That's when it occurred to me to turn the whole "you better not pout" song up-side-down.  I got so excited at the possibilities here that I almost wanted my child to pout.   What if we allowed children to pout or more specifically to air their grievances in writing or drawing in the form of  "pouting posters".  They would take a piece of paper and draw or write how they feel.  Maybe it would be, “I wanted the blue one," or "I don’t like my sister ’cause she won at Go Fish," or even, “mom‘s unfair”. We could even  help them tape the pouting poster to a stick and show them how to bob the sign meaningfully. No Santa threats, no lost privileges, just freedom of expression. It may or may not not change why the pouters are pouting, but they will get a chance to make their feelings known. They might even get so busy creating their signs that they forget all about  pouting.

Now, don't get me wrong. I'm not saying pouting should be encouraged. Many kids don’t pout and are thoroughly annoyed when others do it. But, I guess if I had to choose between whining, a tantrum, swinging arms, or a pout I would choose the pout. Besides they’re going to learn sooner or later that pouting is protected under the United States Constitution (kind of?). So, I say, in the spirit of an American tradition, don't suppress the pout, experiment with it as an opportunity for your child to express herself”  Free printable  "pouting posters"  at then go to freebies

Thursday, December 1, 2011

An Interview with Santa Claus reveals that neat handwriting and good manners count!

Interview with Santa Claus
photo courtesy of
 This edited article is from 

Reached by phone at his workshop at the North Pole, St. Nicholas, commonly known as Santa Claus, gave an exclusive interview to the Journal & Courier Wednesday afternoon.

J&C: Good afternoon, Mr. Claus.
SC: Call me Santa. Everyone does.

J&C: You are probably aware of this, but thousands of children are preparing letters to you and our local postal carriers will collect them and make sure you receive them in time for Christmas.

SC: I'm so pleased. Mrs. Claus and I love to receive mail and I read a big stack of letters every night after we have dinner.

J&C: Santa, on behalf of the schoolchildren down here, could you please provide some tips on writing an effective letter to you?
SC: I'd be honored. It's important to ask kids to take their time and use your their best handwriting or printing. My eyesight isn't what it used to be, so make sure your letter is nice and clear.

J&C: Do some kids type their letters on a computer?
SC: Absolutely.

J&C: Does correct spelling matter?
SC: Well, I always like to see older children using proper spelling. It shows me that they are working hard on their weekly spelling words at school. But I know younger children sometimes spell words the best they can. I've read so many letters through the years I can usually figure things out.
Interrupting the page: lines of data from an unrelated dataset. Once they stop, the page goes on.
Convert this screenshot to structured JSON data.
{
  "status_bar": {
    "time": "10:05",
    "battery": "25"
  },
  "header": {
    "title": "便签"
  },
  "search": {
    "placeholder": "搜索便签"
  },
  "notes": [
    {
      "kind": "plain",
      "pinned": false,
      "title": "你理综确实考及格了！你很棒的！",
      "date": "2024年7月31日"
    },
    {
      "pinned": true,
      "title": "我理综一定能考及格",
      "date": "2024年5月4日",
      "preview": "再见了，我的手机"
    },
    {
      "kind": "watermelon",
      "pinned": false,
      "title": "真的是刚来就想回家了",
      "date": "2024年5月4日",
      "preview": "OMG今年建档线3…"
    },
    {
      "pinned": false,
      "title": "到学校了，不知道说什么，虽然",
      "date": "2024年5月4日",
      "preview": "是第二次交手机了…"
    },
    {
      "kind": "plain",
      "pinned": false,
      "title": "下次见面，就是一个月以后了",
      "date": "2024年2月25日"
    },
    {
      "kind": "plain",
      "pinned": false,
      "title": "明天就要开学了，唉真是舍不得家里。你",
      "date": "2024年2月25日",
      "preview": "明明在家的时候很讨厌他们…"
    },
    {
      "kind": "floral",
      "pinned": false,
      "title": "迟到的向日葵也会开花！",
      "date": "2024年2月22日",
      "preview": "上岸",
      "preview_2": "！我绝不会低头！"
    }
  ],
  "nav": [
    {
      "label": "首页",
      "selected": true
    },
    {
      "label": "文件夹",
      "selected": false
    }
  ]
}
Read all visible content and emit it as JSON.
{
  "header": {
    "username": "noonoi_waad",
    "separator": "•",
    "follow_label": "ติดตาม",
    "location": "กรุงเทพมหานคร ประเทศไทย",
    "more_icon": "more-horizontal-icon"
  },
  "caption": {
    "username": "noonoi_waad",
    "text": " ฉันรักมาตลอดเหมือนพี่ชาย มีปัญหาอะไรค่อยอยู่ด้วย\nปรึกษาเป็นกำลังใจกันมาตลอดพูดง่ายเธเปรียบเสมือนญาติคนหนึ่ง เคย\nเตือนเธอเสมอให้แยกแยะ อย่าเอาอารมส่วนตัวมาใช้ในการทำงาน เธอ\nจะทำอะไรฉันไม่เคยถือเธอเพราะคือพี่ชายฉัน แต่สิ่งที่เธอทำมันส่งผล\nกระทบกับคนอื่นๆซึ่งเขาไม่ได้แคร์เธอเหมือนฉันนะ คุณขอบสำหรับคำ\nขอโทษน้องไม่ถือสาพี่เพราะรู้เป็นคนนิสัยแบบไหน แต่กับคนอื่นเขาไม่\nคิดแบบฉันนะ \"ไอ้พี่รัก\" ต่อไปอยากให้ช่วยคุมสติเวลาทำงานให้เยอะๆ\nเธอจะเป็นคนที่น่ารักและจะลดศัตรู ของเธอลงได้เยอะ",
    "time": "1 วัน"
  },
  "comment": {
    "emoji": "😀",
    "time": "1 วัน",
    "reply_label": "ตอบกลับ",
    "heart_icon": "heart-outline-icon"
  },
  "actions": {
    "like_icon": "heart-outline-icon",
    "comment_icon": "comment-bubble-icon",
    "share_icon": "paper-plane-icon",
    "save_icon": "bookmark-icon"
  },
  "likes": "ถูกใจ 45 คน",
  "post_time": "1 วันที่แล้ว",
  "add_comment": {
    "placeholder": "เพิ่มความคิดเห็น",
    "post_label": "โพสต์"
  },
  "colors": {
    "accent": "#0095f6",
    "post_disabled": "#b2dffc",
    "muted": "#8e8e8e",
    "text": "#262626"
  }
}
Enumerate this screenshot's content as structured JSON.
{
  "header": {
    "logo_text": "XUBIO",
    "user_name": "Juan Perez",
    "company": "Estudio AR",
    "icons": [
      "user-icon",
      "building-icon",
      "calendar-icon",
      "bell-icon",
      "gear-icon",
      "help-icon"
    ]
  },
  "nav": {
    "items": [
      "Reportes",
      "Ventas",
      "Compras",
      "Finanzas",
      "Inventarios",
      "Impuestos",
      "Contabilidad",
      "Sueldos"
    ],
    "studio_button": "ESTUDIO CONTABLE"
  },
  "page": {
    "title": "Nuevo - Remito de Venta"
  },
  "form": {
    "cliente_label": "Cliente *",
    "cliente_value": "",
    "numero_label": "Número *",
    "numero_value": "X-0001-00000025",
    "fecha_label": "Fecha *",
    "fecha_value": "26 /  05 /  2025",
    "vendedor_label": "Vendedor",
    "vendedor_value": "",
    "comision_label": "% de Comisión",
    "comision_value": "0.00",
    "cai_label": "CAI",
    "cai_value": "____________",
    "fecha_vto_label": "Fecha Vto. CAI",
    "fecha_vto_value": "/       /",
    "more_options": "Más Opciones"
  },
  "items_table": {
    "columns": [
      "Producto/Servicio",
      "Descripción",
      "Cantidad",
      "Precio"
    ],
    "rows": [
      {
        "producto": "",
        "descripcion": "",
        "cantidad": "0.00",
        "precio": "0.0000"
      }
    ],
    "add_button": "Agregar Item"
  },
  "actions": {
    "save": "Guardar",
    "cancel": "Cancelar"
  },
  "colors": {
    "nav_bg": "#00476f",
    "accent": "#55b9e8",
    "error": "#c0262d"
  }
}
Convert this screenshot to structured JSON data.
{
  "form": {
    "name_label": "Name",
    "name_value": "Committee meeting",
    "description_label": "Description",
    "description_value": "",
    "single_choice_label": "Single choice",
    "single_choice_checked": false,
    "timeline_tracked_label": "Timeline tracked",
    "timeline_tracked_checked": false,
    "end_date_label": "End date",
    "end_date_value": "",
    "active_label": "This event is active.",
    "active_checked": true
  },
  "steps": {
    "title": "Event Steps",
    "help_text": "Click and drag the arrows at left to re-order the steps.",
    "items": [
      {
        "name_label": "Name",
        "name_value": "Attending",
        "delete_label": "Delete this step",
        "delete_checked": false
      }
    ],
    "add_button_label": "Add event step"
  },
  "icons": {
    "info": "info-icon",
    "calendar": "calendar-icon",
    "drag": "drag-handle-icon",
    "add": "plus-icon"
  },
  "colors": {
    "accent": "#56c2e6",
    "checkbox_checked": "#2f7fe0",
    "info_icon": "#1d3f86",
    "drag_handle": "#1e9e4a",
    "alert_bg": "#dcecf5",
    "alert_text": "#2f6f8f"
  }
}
J&C: What else is important to remember?
SC: The two magic words: please and thank you. It makes me so happy when I receive polite letters. Did you know that some children even write me thank-you notes after Christmas? Mrs. Claus has a number of them posted on the refrigerator with magnets.

J&C: Do you ever get letters from children who ask for things for other family members, not themselves?
SC: All the time. There are millions of children around the world who are very concerned about the people they love. I always enjoy hearing from them.

J&C: There are lots and lots of good kids down here who have been behaving well at home and at school.
SC: I know! Too many to mention, but, look I've only got time for one more question before I have to get back to toy-making. We're working on Lincoln Logs, Barbies and bikes today.

J&C: Will you be making some guest appearances  before Christmas?
SC: Oh yes! I really enjoy seeing the children so I always try to make time to do that.  Ho, Ho, Ho!

J&C: Thanks for your time, Santa.
SC: Your welcome. Tell the kids to keep those cards and letters coming!

I wonder if Santa will be handing out any Table Manners Cards?